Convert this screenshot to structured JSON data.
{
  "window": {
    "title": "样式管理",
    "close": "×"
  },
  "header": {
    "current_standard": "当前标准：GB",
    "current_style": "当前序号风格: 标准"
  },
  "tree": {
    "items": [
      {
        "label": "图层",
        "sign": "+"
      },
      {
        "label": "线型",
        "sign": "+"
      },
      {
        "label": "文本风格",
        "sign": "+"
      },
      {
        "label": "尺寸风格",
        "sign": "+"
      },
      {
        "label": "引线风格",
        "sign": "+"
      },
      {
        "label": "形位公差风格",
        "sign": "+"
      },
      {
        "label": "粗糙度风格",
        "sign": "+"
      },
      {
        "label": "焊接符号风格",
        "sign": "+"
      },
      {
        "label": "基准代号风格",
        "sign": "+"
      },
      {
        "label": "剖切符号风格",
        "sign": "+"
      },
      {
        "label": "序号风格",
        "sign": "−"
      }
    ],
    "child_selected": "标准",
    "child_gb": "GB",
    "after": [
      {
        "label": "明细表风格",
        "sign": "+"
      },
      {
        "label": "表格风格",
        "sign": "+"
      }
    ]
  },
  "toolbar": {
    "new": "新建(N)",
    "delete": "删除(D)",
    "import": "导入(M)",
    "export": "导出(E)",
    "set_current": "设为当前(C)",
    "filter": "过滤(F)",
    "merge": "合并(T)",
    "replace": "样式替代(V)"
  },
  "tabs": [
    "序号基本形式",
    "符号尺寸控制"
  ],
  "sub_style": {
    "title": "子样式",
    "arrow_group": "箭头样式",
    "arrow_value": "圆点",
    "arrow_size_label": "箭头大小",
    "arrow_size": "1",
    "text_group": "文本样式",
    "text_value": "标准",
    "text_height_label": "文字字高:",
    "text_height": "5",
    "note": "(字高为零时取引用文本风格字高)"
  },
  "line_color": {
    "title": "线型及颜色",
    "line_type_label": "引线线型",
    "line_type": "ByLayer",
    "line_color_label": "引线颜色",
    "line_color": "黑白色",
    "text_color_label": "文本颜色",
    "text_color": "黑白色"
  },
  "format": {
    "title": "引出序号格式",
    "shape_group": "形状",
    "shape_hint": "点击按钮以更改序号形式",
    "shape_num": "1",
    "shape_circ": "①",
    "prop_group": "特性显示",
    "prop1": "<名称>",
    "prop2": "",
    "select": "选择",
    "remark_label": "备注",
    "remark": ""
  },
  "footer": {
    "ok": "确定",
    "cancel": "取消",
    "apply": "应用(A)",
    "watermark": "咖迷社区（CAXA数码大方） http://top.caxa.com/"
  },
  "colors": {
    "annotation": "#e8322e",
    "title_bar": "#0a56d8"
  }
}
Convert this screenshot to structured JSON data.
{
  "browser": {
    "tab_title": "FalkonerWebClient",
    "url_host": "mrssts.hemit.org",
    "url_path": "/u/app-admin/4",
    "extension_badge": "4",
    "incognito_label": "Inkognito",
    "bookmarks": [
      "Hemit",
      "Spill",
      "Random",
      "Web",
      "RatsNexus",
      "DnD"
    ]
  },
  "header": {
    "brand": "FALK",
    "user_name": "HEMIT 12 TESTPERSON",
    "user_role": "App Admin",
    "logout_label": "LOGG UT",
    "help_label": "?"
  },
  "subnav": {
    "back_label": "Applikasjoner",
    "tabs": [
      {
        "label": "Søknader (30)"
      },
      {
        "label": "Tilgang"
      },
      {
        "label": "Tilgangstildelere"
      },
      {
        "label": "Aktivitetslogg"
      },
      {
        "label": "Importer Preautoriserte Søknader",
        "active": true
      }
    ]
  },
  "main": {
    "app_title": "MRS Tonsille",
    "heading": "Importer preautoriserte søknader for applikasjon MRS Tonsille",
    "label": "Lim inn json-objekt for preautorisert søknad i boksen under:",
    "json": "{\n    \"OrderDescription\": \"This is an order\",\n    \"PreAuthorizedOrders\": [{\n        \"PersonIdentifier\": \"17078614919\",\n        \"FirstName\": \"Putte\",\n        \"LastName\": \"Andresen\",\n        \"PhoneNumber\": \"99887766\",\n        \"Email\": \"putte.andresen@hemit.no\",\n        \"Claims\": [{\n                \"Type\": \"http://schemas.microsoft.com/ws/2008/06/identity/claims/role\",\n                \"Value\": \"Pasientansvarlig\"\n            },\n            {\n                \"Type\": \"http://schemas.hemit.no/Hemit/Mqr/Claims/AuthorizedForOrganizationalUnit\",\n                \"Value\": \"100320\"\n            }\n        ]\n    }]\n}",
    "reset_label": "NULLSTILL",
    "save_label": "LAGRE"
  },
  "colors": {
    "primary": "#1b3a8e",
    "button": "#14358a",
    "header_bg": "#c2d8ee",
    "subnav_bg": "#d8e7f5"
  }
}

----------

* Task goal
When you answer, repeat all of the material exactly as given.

* Solution to the problem
Convert this screenshot to structured JSON data.
{
  "window": {
    "title": "样式管理",
    "close": "×"
  },
  "header": {
    "current_standard": "当前标准：GB",
    "current_style": "当前序号风格: 标准"
  },
  "tree": {
    "items": [
      {
        "label": "图层",
        "sign": "+"
      },
      {
        "label": "线型",
        "sign": "+"
      },
      {
        "label": "文本风格",
        "sign": "+"
      },
      {
        "label": "尺寸风格",
        "sign": "+"
      },
      {
        "label": "引线风格",
        "sign": "+"
      },
      {
        "label": "形位公差风格",
        "sign": "+"
      },
      {
        "label": "粗糙度风格",
        "sign": "+"
      },
      {
        "label": "焊接符号风格",
        "sign": "+"
      },
      {
        "label": "基准代号风格",
        "sign": "+"
      },
      {
        "label": "剖切符号风格",
        "sign": "+"
      },
      {
        "label": "序号风格",
        "sign": "−"
      }
    ],
    "child_selected": "标准",
    "child_gb": "GB",
    "after": [
      {
        "label": "明细表风格",
        "sign": "+"
      },
      {
        "label": "表格风格",
        "sign": "+"
      }
    ]
  },
  "toolbar": {
    "new": "新建(N)",
    "delete": "删除(D)",
    "import": "导入(M)",
    "export": "导出(E)",
    "set_current": "设为当前(C)",
    "filter": "过滤(F)",
    "merge": "合并(T)",
    "replace": "样式替代(V)"
  },
  "tabs": [
    "序号基本形式",
    "符号尺寸控制"
  ],
  "sub_style": {
    "title": "子样式",
    "arrow_group": "箭头样式",
    "arrow_value": "圆点",
    "arrow_size_label": "箭头大小",
    "arrow_size": "1",
    "text_group": "文本样式",
    "text_value": "标准",
    "text_height_label": "文字字高:",
    "text_height": "5",
    "note": "(字高为零时取引用文本风格字高)"
  },
  "line_color": {
    "title": "线型及颜色",
    "line_type_label": "引线线型",
    "line_type": "ByLayer",
    "line_color_label": "引线颜色",
    "line_color": "黑白色",
    "text_color_label": "文本颜色",
    "text_color": "黑白色"
  },
  "format": {
    "title": "引出序号格式",
    "shape_group": "形状",
    "shape_hint": "点击按钮以更改序号形式",
    "shape_num": "1",
    "shape_circ": "①",
    "prop_group": "特性显示",
    "prop1": "<名称>",
    "prop2": "",
    "select": "选择",
    "remark_label": "备注",
    "remark": ""
  },
  "footer": {
    "ok": "确定",
    "cancel": "取消",
    "apply": "应用(A)",
    "watermark": "咖迷社区（CAXA数码大方） http://top.caxa.com/"
  },
  "colors": {
    "annotation": "#e8322e",
    "title_bar": "#0a56d8"
  }
}
Convert this screenshot to structured JSON data.
{
  "browser": {
    "tab_title": "FalkonerWebClient",
    "url_host": "mrssts.hemit.org",
    "url_path": "/u/app-admin/4",
    "extension_badge": "4",
    "incognito_label": "Inkognito",
    "bookmarks": [
      "Hemit",
      "Spill",
      "Random",
      "Web",
      "RatsNexus",
      "DnD"
    ]
  },
  "header": {
    "brand": "FALK",
    "user_name": "HEMIT 12 TESTPERSON",
    "user_role": "App Admin",
    "logout_label": "LOGG UT",
    "help_label": "?"
  },
  "subnav": {
    "back_label": "Applikasjoner",
    "tabs": [
      {
        "label": "Søknader (30)"
      },
      {
        "label": "Tilgang"
      },
      {
        "label": "Tilgangstildelere"
      },
      {
        "label": "Aktivitetslogg"
      },
      {
        "label": "Importer Preautoriserte Søknader",
        "active": true
      }
    ]
  },
  "main": {
    "app_title": "MRS Tonsille",
    "heading": "Importer preautoriserte søknader for applikasjon MRS Tonsille",
    "label": "Lim inn json-objekt for preautorisert søknad i boksen under:",
    "json": "{\n    \"OrderDescription\": \"This is an order\",\n    \"PreAuthorizedOrders\": [{\n        \"PersonIdentifier\": \"17078614919\",\n        \"FirstName\": \"Putte\",\n        \"LastName\": \"Andresen\",\n        \"PhoneNumber\": \"99887766\",\n        \"Email\": \"putte.andresen@hemit.no\",\n        \"Claims\": [{\n                \"Type\": \"http://schemas.microsoft.com/ws/2008/06/identity/claims/role\",\n                \"Value\": \"Pasientansvarlig\"\n            },\n            {\n                \"Type\": \"http://schemas.hemit.no/Hemit/Mqr/Claims/AuthorizedForOrganizationalUnit\",\n                \"Value\": \"100320\"\n            }\n        ]\n    }]\n}",
    "reset_label": "NULLSTILL",
    "save_label": "LAGRE"
  },
  "colors": {
    "primary": "#1b3a8e",
    "button": "#14358a",
    "header_bg": "#c2d8ee",
    "subnav_bg": "#d8e7f5"
  }
}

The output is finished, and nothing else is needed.